Federal Judge Blocks Bankrupt California from Reducing Wages of State Workers

By Edwin Mora | June 29, 2009 | 7:12 PM EDT

In this Wednesday June, 17, 2009 picture, Gov. Arnold Schwarzenegger discusses the state budget deficit outside his Capitol office in Sacramento, Calif. Schwarzenegger has said state government operations will come to a "grinding halt," if lawmakers fail to pass a balanced budget by July 28. (AP Photo/Rich Pedroncelli)

(CNSNews.com) -- A federal judge in California has issued an injunction to stop a proposed $2 hourly wage reduction for  the state’s home-care workers, reductions that are part of efforts to cut a state budget shortfall of $24 billion.

U.S. District Judge Claudia Wilken halted the wage cuts on June 25 in response to a lawsuit by the Service Employee International Union (SEIU) on behalf of 250,000--out of a total of 440,000--home care workers that it represents in California.
The judge ordered the state to keep paying the workers, referred to as In-Home Supportive Services Workers (IHSS), up to $12.10 in wages and benefits.

Wages for IHSS workers would have been reduced to $9.50 per hour starting July 1, the beginning of California’s fiscal year, if the state budget cuts had been maintained, according to the SEIU.
California Gov. Arnold Schwarzenegger and the California General Assembly approved the wage reductions in February as part of an overall budget reduction proposal.

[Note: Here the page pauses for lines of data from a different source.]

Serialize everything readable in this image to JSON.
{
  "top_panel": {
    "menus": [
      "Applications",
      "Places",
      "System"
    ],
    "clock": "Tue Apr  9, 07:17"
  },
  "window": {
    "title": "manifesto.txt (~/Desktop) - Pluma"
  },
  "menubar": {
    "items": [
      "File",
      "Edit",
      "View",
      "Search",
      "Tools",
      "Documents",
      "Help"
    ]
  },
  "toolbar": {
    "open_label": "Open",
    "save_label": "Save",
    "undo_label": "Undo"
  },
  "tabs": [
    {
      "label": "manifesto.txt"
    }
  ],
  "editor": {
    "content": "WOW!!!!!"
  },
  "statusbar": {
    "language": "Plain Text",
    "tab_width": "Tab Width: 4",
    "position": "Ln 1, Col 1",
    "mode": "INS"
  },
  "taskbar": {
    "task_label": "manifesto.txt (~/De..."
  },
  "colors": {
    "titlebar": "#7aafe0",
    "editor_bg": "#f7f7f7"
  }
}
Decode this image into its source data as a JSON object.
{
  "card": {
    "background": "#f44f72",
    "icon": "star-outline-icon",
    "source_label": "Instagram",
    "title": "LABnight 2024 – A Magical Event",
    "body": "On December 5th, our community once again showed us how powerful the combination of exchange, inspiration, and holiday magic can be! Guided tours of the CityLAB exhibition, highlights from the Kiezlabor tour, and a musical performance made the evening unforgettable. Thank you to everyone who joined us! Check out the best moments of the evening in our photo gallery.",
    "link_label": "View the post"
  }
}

The governor and the legislature agreed to bring down home health worker wages to between $9.50 and $10.10 per hour, and to cut 60 cents in benefits.
However, Judge Wilken’s injunction has the potential of further increasing California’s budget shortfall, according to the California Department of Finance, which said the $2 dollar hourly wage cut would have saved a significant amount of money in 2009-10.
“It (not approving the wage downgrade) would be a hit to the state’s general fund of about $98.1 million,” H.D. Palmer, a spokesman for the California Department of Finance told CNSNews.com.

However, Pete Janhunen, a spokesman for the SEIU, told CNSNews.com that there are other options other than pay cuts to reducing California’s budget shortfall.

“The governor, primarily, and other people in the state government have a lot of options to increase revenue,” Janhunen said. “So while we understand that the budget situation is a dire one, there are a lot of other options on the revenue side, including taxing oil companies the way the other states tax them.”

He added: “We would like to see them fight for the most vulnerable first and not just sacrifice the most vulnerable just because of the budget crisis.”

California’s credit rating has been downgraded by Moody’s Investors Service and Standard and Poor’s, providing another indication of the dire financial situation that the state finds itself in.
Lawmakers are deadlocked over how to fix the $24 billion deficit--a budget shortfall that threatens to leave the state broke in July.

The lawsuit, filed on June 4 by the SEIU in the U.S. District Court of the Northern District of California, forbids Gov. Arnold Schwarzenegger, among others, from enforcing the $2 wage reduction.

However, the Schwarzenegger administration plans to appeal Judge Wilken’s ruling, according to Palmer from California’s Department of Finance.

“We will appeal the ruling and we believe we will be successful on appeal,” Palmer told CNSNews.com. “We cannot envision any type of legal scenario that would prevent the state from moving forward and implementing this (wage reduction) as the Legislature adopted it back in February.”
When CNSNews.com asked SEIU’s Janhunen to comment on what Palmer pointed out, Janhunen said:
“I’m not aware of anything that’s happened along those lines (an appeal from the administration) yet, but we have the facts and the laws on our side and we will continue to seek justice in the courts as long and as far as it takes.”
According to the SEIU, “thousands of home-care providers” would be obliged to abandon their profession “to seek living-wage jobs, forcing frail seniors and people with disabilities to enter nursing homes or other residential institutions,” if the wage reduction is placed into effect.
“It (stopping the pay cut) prevents draconian pay cuts to people that don’t make a lot of money and take care of society’s most vulnerable,” Janhunen told CNSNews.com.
The union argued that the IHSS program actually saves the state money because it keeps its users from going into nursing facilities that tend to be more expensive.
However, according to a California Senate Office of Oversight and Outcomes report this year, the IHHS program “lacks sufficient oversight and suffers from fraud and abuse.”